'Both teams deserved everything they got. Leeds were simply sharper, more energetic and more committed. With Ferguson losing Nemanja Vidic to an unspecified strain during the warm up, the Manchester United defence was caught cold. In the nineteenth minute, Berbatov and Danny Welbeck were hustled out of possession, Jonathan Howson hit a perceptive long pass over the home defence and Beckford left Wes Brown trailing in his wake before clipping a left-foot shot beyond Tomasz Kuszczak and into the far corner of the goal at the Stretford End.

'Brown, thrust into the starting line up at short notice by Vidic's injury, had an arduous time against Beckford, but he was hardly the only weak link in the home team. Gary Neville, who is not exactly ageing gracefully, was off the pace throughout, but so were the youngsters, Jonny Evans and Fábio Da Silva. On the wings Welbeck and Gabriel Obertan made no headway whatsoever and up front Rooney, having started brightly enough, had what became a torrid afternoon, shanking a couple of efforts high and wide when opportunities to equalise presented themselves.

'Manchester United had enough chances to win the game, but the overall picture, when it came to the ebb and flow, was of a Premier League team being knocked out of their stride by lower class opponents. When the match entered the final 15 minutes, the time when United would have expected to crank up the pressure, it was Leeds who looked the more likely scorers, with Beckford again beating the offside trap to send a rasping shot just wide of Kuszczak's goal and Robert Snodgrass striking the upright with a left foot free kick three minutes after coming on as a substitute.

'Leeds were hungrier and more committed. The difference could be seen all over the pitch, but nowhere more than in defence, where Kisnorbo and his colleagues simply refused to yield. Casper Ankergren, a Danish goalkeeper signed from Brondby, Peter Schmeichel's former club, saved well from Welbeck and Rooney in the second half, but he was valiantly served by his defenders throughout - never more so than in the 24th minute, when Rooney's shot was heroically cleared off the line by Jason Crowe.

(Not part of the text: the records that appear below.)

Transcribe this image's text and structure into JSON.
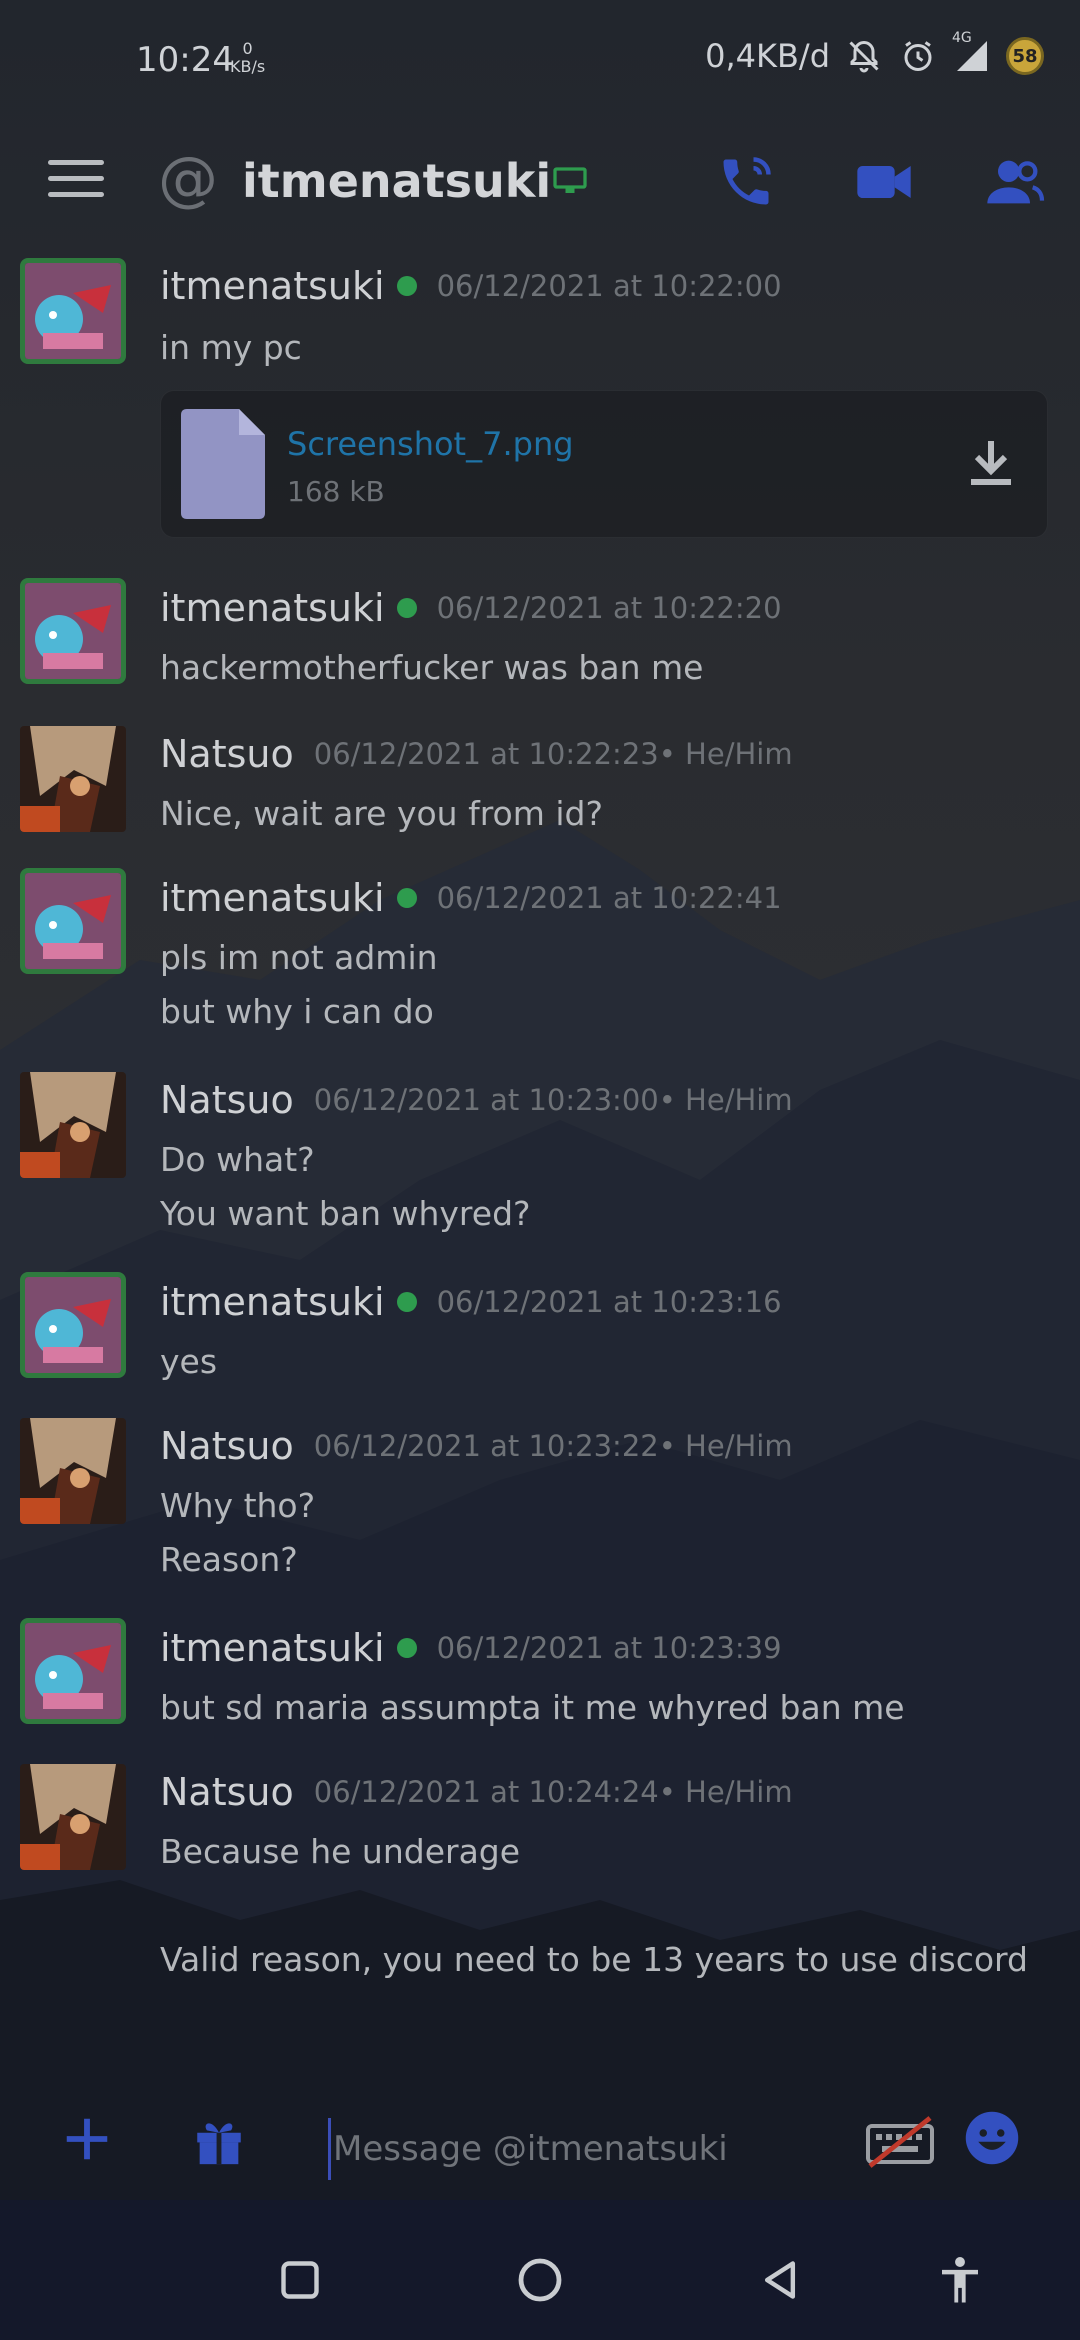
{
  "status_bar": {
    "time": "10:24",
    "net_speed_value": "0",
    "net_speed_unit": "KB/s",
    "data_usage": "0,4KB/d",
    "network_type": "4G",
    "battery_level": "58"
  },
  "header": {
    "at_symbol": "@",
    "title": "itmenatsuki",
    "accent_color": "#3350c0",
    "icons": [
      "menu-icon",
      "desktop-status-icon",
      "voice-call-icon",
      "video-call-icon",
      "members-icon"
    ]
  },
  "messages": [
    {
      "author": "itmenatsuki",
      "online": true,
      "timestamp": "06/12/2021 at 10:22:00",
      "lines": [
        "in my pc"
      ],
      "attachment": {
        "filename": "Screenshot_7.png",
        "size": "168 kB"
      }
    },
    {
      "author": "itmenatsuki",
      "online": true,
      "timestamp": "06/12/2021 at 10:22:20",
      "lines": [
        "hackermotherfucker was ban me"
      ]
    },
    {
      "author": "Natsuo",
      "timestamp": "06/12/2021 at 10:22:23",
      "pronouns": " • He/Him",
      "lines": [
        "Nice, wait are you from id?"
      ]
    },
    {
      "author": "itmenatsuki",
      "online": true,
      "timestamp": "06/12/2021 at 10:22:41",
      "lines": [
        "pls im not admin",
        "but why i can do"
      ]
    },
    {
      "author": "Natsuo",
      "timestamp": "06/12/2021 at 10:23:00",
      "pronouns": " • He/Him",
      "lines": [
        "Do what?",
        "You want ban whyred?"
      ]
    },
    {
      "author": "itmenatsuki",
      "online": true,
      "timestamp": "06/12/2021 at 10:23:16",
      "lines": [
        "yes"
      ]
    },
    {
      "author": "Natsuo",
      "timestamp": "06/12/2021 at 10:23:22",
      "pronouns": " • He/Him",
      "lines": [
        "Why tho?",
        "Reason?"
      ]
    },
    {
      "author": "itmenatsuki",
      "online": true,
      "timestamp": "06/12/2021 at 10:23:39",
      "lines": [
        "but sd maria assumpta it me whyred ban me"
      ]
    },
    {
      "author": "Natsuo",
      "timestamp": "06/12/2021 at 10:24:24",
      "pronouns": " • He/Him",
      "lines": [
        "Because he underage",
        "",
        "Valid reason, you need to be 13 years to use discord"
      ]
    }
  ],
  "composer": {
    "placeholder": "Message @itmenatsuki",
    "icons": [
      "add-icon",
      "gift-icon",
      "keyboard-disabled-icon",
      "emoji-icon"
    ]
  },
  "nav_bar": {
    "icons": [
      "recents-icon",
      "home-icon",
      "back-icon",
      "accessibility-icon"
    ]
  }
}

'Even as their team edged closer to a famous victory, the Leeds supporters preferred to sing about their seemingly imminent promotion to the Championship than about the prized scalp that was within their grasp.'

'Our fans have followed us the length and breadth of the country, to places like Bristol Rovers on a Tuesday night, when they could easily have decided they didn't need to,' Grayson said afterwards. 'After all that this club has been through over the past few years, this is for them.'

back to top